§ What you should do
Whenever the string "clocks" turns up in a line below, that line should be copied.

[Material to process Boundary: Start]

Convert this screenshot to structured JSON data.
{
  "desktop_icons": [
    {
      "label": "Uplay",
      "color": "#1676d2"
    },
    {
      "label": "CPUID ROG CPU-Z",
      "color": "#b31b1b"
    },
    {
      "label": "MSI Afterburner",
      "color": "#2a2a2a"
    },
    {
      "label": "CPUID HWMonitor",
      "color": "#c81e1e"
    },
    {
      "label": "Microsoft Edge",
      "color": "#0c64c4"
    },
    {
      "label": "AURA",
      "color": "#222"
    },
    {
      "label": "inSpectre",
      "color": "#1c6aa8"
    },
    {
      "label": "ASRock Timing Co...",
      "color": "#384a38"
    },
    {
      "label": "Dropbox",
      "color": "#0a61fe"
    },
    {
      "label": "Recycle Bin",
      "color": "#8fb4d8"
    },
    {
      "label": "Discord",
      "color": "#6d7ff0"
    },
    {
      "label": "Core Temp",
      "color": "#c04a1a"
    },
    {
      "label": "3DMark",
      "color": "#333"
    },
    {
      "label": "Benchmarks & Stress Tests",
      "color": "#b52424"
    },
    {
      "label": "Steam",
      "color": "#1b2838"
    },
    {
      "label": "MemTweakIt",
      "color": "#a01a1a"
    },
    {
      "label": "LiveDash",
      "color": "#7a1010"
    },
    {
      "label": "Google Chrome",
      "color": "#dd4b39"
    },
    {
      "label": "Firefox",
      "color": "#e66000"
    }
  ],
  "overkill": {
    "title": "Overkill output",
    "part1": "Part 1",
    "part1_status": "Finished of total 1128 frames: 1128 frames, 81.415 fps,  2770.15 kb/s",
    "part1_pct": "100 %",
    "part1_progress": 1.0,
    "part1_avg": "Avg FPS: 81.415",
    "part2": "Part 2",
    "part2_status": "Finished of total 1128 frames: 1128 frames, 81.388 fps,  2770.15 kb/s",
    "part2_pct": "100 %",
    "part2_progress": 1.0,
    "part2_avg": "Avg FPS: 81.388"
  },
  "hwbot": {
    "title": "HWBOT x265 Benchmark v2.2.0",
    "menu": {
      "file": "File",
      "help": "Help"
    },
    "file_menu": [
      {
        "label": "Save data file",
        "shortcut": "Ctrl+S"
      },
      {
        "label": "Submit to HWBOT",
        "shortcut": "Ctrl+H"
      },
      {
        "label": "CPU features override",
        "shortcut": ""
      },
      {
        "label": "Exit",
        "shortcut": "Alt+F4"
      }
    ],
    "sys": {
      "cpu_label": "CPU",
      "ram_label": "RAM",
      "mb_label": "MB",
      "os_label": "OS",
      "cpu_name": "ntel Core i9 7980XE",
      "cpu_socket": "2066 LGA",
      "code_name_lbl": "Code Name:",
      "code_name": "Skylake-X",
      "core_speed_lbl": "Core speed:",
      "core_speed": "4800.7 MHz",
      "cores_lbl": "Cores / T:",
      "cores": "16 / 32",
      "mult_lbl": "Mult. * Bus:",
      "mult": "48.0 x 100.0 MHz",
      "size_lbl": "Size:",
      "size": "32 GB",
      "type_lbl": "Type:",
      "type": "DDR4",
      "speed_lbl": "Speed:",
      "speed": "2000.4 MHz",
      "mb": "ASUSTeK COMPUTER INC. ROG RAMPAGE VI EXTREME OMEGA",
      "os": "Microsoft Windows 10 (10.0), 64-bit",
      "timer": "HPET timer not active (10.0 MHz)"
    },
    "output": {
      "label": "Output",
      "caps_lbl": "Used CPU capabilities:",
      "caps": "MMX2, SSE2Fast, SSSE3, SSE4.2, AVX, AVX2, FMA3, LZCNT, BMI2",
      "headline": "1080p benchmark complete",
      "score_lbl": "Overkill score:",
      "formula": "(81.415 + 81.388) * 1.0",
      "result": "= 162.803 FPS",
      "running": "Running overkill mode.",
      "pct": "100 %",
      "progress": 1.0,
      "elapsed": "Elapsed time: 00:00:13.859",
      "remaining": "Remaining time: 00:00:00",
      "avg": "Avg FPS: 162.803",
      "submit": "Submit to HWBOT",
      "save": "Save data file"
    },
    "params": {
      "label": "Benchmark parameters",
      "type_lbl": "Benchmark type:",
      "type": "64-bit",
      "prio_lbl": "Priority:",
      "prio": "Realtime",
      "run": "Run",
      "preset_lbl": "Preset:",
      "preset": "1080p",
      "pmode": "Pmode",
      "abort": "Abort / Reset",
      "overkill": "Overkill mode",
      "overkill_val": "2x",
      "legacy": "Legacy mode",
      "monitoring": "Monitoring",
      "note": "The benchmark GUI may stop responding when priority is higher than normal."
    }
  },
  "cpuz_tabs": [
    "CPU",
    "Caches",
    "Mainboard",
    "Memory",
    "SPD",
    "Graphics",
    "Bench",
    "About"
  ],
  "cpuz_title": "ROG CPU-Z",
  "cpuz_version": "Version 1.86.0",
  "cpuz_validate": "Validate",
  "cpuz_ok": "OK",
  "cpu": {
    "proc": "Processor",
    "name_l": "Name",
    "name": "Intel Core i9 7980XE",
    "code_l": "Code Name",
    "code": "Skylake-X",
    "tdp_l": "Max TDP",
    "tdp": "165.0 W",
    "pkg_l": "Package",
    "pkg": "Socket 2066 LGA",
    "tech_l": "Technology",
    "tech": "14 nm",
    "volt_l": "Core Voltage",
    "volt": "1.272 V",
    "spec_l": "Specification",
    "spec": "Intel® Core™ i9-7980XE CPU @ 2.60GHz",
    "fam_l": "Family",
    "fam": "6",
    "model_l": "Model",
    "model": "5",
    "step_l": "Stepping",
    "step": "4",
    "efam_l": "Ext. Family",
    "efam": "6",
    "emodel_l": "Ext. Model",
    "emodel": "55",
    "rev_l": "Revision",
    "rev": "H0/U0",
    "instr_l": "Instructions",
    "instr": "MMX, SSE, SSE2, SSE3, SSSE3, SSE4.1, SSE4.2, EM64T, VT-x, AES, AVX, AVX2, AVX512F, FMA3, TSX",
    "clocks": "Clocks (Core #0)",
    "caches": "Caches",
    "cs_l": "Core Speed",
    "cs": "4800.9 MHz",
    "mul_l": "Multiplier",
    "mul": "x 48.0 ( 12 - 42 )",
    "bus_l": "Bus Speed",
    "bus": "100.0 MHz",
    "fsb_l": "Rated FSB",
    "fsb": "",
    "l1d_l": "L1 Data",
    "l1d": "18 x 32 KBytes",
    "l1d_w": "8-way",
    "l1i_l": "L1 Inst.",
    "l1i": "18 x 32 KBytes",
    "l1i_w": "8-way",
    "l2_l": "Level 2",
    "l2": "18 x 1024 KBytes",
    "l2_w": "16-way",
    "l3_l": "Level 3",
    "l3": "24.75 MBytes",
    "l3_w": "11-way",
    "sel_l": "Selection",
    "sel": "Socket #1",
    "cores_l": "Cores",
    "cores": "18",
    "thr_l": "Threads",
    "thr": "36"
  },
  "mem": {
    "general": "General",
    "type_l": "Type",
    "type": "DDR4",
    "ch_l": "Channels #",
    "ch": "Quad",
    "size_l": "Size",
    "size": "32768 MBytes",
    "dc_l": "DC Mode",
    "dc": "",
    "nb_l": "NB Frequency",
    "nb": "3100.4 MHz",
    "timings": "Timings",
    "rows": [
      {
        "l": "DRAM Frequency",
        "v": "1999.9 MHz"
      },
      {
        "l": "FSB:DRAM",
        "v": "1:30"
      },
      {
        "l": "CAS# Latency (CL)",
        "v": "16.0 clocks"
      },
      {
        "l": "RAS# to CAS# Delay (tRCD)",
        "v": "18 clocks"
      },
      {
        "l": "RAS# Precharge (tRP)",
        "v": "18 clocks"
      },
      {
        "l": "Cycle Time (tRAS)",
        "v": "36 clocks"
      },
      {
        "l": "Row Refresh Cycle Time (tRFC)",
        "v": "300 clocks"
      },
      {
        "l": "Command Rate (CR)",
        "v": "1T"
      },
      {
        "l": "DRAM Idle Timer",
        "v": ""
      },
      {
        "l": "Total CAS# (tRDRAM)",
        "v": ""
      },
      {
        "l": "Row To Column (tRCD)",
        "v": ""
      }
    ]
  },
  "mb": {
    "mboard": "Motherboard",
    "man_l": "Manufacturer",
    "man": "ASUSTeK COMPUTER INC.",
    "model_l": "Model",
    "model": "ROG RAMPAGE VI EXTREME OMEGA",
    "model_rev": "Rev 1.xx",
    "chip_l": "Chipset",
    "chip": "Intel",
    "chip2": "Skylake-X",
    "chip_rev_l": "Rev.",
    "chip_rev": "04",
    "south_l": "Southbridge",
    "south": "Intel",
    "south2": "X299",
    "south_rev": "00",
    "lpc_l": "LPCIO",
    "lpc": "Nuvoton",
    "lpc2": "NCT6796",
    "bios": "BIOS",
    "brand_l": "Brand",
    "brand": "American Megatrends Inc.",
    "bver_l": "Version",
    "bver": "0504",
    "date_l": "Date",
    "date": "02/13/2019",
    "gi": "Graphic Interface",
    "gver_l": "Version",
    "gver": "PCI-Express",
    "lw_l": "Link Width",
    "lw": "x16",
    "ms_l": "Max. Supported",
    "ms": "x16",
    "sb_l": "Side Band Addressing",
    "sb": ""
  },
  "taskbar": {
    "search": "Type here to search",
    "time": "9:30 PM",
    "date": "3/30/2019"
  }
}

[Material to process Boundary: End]

§ Response to this task
    "clocks": "Clocks (Core #0)",
        "v": "16.0 clocks"
        "v": "18 clocks"
        "v": "18 clocks"
        "v": "36 clocks"
        "v": "300 clocks"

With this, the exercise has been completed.